Last week I had the chance to follow the workshop ‘advanced speedlight techniques’ with Bert Stephani, contemporary portrait and fashion photographer from Steenokkerzeel, near Brussels.
There were three participants, of the four spots available. We had some coffee to start with, typically Bert I guess. 😉
Bert is easy going, cool, relax and above all, willing to share his experience. We had an interesting day, full of practical tricks and tips.
Some of the lessons learnt:
• When setting up a light situation, use your hand as a stand in for your model. It’s freely available, and never bored with your tweaking lights over and over again. In the meantime, your model can freshen up or relax a while.
• When setting up a combined available/flash light setting, first expose for the available light, then the flash, and last but not least, take pictures.
• When taking pictures with a model, encourage your model, talk it trough the shoot, give clear posing instructions, … introduce mini-breaks from time to time to make your model relax, and to offer yourself some time to think about new ideas. Don’t break the posing flow or the contact between yourself and your model by looking at the results. When your light setup has been setup well, all images should be fine afterwards.
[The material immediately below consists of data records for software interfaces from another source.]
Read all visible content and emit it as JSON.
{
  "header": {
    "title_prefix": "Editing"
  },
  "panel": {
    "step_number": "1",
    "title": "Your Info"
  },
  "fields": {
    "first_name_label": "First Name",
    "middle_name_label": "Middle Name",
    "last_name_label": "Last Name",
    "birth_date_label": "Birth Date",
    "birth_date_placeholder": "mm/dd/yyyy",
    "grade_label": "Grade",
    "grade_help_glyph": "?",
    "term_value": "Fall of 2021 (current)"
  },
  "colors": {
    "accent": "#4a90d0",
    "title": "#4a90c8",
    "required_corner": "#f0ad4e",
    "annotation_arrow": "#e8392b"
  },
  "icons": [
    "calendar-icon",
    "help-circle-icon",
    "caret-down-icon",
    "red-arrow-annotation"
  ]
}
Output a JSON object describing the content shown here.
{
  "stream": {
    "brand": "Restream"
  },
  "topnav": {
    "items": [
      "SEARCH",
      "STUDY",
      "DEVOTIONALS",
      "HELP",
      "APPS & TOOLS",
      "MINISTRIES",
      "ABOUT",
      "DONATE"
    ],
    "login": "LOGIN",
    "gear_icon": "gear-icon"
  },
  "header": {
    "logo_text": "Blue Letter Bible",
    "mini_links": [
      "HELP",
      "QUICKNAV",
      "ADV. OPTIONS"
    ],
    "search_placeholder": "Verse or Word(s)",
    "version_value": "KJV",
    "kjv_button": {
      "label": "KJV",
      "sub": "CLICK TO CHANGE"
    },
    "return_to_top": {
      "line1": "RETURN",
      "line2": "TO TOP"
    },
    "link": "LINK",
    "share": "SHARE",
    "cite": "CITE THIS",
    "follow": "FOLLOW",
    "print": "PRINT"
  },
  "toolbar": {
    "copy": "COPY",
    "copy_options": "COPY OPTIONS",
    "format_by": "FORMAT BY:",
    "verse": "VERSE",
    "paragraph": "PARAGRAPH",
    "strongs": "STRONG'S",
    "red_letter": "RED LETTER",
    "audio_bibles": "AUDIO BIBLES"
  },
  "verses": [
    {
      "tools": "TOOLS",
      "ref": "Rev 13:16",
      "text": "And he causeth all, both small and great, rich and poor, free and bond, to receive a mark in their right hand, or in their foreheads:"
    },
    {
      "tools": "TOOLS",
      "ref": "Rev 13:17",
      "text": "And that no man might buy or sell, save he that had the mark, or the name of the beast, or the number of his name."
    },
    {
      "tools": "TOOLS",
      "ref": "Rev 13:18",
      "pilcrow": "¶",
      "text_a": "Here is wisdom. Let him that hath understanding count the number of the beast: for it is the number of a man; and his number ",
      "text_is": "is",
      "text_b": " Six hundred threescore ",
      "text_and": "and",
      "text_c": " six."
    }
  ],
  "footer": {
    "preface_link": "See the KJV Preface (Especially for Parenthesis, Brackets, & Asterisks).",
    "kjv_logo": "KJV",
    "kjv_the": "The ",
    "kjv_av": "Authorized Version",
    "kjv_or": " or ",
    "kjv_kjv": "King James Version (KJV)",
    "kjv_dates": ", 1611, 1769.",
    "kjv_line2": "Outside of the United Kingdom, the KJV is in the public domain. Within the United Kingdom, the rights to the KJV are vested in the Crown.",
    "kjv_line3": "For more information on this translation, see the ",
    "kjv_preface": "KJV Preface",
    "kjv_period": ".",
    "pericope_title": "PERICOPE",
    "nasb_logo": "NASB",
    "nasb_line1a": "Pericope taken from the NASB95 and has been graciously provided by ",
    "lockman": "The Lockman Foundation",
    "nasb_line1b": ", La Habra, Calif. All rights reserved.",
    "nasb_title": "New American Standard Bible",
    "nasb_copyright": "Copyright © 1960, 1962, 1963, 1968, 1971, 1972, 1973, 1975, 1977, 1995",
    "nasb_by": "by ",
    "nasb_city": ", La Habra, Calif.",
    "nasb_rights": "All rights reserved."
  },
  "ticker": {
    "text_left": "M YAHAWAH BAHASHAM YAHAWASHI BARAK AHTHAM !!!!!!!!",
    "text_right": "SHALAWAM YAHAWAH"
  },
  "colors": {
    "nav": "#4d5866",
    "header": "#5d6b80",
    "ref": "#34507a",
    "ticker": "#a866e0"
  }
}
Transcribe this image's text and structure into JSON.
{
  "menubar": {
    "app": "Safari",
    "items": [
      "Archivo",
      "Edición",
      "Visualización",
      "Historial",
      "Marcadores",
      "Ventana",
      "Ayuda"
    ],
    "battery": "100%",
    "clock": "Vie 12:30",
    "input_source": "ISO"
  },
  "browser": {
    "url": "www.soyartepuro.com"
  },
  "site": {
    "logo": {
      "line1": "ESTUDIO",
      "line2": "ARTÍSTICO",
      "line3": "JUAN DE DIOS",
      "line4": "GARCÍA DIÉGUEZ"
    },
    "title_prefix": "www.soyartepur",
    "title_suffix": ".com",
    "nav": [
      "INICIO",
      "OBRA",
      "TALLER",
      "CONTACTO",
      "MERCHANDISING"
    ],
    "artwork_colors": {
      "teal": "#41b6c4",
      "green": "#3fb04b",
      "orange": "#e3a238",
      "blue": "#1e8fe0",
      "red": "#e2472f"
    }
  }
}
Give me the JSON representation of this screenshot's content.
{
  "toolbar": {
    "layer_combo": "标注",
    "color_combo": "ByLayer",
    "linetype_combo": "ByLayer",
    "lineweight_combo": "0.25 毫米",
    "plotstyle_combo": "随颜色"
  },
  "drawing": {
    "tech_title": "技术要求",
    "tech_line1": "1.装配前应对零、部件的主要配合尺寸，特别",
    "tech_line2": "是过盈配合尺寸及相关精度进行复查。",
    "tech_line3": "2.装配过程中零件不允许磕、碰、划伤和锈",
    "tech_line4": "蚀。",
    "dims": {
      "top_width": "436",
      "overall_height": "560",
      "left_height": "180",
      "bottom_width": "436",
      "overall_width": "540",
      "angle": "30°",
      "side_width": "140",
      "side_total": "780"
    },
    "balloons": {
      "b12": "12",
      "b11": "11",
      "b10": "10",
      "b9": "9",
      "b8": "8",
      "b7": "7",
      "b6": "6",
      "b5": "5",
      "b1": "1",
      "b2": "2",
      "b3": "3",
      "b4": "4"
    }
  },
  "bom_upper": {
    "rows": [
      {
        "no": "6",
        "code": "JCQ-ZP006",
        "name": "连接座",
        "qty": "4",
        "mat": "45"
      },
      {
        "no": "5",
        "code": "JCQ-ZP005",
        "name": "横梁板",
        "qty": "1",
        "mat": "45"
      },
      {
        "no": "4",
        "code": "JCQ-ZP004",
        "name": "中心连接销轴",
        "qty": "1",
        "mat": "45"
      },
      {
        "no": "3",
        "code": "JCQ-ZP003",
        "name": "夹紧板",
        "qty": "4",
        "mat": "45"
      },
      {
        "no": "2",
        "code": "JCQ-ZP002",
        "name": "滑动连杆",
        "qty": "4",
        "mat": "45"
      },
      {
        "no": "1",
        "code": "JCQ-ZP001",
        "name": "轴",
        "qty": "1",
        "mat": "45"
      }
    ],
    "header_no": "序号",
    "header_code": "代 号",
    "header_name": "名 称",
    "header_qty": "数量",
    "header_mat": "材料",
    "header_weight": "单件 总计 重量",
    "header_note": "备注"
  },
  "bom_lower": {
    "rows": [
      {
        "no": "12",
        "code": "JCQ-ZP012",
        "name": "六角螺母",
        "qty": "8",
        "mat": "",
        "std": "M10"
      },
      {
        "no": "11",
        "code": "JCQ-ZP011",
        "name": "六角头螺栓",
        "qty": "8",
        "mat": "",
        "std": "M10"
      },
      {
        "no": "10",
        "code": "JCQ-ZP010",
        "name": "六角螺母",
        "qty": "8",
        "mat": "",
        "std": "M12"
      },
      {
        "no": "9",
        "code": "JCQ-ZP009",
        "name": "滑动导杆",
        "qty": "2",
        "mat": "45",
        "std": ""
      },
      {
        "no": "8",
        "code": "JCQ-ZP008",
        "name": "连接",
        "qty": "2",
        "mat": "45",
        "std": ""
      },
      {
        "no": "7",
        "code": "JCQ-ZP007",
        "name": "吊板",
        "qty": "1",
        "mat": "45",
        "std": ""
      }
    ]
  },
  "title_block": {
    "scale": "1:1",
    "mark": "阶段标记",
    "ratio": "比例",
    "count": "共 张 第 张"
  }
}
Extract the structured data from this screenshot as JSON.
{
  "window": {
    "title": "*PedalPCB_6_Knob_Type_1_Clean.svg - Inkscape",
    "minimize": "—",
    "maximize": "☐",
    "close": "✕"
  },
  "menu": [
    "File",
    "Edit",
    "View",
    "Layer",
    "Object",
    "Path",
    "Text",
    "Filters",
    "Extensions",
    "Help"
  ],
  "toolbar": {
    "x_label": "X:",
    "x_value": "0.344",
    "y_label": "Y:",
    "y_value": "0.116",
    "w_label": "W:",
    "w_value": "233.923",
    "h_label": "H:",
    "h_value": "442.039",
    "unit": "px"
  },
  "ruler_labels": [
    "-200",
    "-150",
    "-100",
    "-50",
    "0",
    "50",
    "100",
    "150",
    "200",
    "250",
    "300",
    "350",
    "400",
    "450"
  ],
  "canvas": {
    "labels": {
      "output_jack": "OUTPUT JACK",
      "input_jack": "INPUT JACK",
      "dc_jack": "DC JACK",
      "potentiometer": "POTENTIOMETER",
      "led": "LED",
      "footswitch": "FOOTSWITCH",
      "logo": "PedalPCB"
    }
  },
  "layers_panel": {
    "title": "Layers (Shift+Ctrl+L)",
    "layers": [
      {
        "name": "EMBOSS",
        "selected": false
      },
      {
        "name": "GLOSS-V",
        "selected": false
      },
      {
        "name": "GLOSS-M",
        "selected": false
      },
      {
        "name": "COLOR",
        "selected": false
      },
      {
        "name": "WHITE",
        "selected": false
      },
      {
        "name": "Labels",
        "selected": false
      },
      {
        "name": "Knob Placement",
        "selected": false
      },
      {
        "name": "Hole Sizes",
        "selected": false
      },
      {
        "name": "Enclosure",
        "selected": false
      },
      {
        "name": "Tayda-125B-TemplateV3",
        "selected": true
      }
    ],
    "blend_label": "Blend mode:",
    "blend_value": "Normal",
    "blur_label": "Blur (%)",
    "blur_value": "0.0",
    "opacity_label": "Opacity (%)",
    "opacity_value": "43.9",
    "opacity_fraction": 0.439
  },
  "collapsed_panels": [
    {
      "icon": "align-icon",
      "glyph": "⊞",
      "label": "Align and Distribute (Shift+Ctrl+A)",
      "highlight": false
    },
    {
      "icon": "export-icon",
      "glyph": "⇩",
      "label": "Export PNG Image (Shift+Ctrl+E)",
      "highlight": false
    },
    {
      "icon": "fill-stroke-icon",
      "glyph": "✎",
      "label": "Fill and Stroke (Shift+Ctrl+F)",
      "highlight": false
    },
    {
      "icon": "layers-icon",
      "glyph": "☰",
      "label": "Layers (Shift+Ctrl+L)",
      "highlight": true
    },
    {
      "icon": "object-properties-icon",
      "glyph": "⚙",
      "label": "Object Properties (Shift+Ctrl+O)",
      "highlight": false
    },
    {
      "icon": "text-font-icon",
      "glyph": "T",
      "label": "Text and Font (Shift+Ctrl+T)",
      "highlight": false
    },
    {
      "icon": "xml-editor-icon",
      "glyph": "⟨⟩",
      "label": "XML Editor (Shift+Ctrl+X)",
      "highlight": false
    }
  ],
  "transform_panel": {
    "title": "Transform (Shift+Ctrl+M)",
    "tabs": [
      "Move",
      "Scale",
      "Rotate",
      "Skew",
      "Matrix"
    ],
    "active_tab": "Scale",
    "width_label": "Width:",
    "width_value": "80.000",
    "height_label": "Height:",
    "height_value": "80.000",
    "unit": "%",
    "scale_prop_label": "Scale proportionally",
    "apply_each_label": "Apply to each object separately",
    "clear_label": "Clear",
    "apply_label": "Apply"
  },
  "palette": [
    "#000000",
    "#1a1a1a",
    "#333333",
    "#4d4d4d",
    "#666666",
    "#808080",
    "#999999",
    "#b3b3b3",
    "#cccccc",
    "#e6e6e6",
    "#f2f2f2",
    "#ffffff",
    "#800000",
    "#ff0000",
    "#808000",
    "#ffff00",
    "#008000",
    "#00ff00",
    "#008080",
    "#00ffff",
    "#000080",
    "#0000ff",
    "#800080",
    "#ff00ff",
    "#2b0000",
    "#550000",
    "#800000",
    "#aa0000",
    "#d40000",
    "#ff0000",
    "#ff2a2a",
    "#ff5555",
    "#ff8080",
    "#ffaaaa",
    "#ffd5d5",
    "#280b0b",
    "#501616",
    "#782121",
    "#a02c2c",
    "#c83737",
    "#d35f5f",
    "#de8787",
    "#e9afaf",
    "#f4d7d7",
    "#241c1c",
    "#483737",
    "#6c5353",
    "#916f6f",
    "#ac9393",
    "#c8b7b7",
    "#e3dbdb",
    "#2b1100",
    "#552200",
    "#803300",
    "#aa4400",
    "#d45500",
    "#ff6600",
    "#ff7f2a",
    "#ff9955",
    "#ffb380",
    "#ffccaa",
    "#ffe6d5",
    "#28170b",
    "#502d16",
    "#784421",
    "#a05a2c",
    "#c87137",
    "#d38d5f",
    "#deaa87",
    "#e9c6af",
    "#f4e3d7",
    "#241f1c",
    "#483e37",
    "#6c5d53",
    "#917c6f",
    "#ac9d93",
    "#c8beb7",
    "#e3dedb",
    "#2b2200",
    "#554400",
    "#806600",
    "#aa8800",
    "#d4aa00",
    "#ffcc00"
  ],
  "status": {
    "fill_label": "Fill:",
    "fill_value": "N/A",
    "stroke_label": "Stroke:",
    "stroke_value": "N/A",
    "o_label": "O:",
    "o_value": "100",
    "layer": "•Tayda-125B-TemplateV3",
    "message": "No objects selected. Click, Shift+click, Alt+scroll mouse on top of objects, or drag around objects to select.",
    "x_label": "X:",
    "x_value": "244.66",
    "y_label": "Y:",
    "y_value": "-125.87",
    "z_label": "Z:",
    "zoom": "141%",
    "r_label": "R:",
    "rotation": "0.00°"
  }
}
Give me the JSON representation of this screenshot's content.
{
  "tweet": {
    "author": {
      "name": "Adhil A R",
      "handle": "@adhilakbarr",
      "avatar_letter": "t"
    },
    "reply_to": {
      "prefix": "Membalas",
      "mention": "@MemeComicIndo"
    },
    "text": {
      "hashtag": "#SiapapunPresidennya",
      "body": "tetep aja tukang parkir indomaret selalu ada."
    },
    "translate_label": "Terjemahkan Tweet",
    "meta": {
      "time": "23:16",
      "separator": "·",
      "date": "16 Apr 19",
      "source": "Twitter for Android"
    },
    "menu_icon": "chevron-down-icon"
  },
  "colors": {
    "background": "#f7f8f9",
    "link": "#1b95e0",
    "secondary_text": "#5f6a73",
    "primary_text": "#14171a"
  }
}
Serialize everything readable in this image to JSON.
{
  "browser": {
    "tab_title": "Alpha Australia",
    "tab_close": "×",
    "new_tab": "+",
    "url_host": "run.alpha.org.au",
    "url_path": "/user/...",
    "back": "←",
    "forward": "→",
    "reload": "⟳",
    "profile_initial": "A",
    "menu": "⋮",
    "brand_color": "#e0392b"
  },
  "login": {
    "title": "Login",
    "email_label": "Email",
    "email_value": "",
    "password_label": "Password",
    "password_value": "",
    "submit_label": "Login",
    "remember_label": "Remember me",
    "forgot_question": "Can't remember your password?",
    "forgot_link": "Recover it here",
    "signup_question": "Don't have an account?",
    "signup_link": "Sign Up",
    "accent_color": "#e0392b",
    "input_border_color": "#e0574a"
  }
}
• Be relaxed and confident as a photographer. Whatever your mental status is, it reflects on your subject and in your images.
• Work your light situation in function of the story you want to tell.
• Don’t give workshop instructions and bake sandwiches at the same time. (first bakery products got carbonized)
Some of the strong points of the workshop:
• Bert has a large studio space – the barn – , offering plenty of possibilities, different light situations, props, …
• We could freely ask for personal advice on challenging projects and thus influence on the content of the workshop.
• The atmosphere is cool and informal
Some of the weak points of the workshop: Sorry Bert if this bothers you, I feel like I need to be complete for my readers.
• The workshop seemed not prepared and rather un-structured and slow-paced. I don’t know if this is typical for Bert’s workshops, or just on this particular occasion.
• Workshop was marketed ‘including teaching, model fee and bread lunch’, the teaching was there, the bread lunch too, but there was no model, so participants had to stand in as a model for the other participants. I have no problem with modeling as such, but it limits your ‘photography time’ during the day, and on our last ‘assignment’ only one person could be the photographer, so neither me nor the third participant had images from this setup. As a participant I felt I had not the same level of ‘hands on experience’ during the teaching, when I was acting as a subject.
some images taken during the workshop: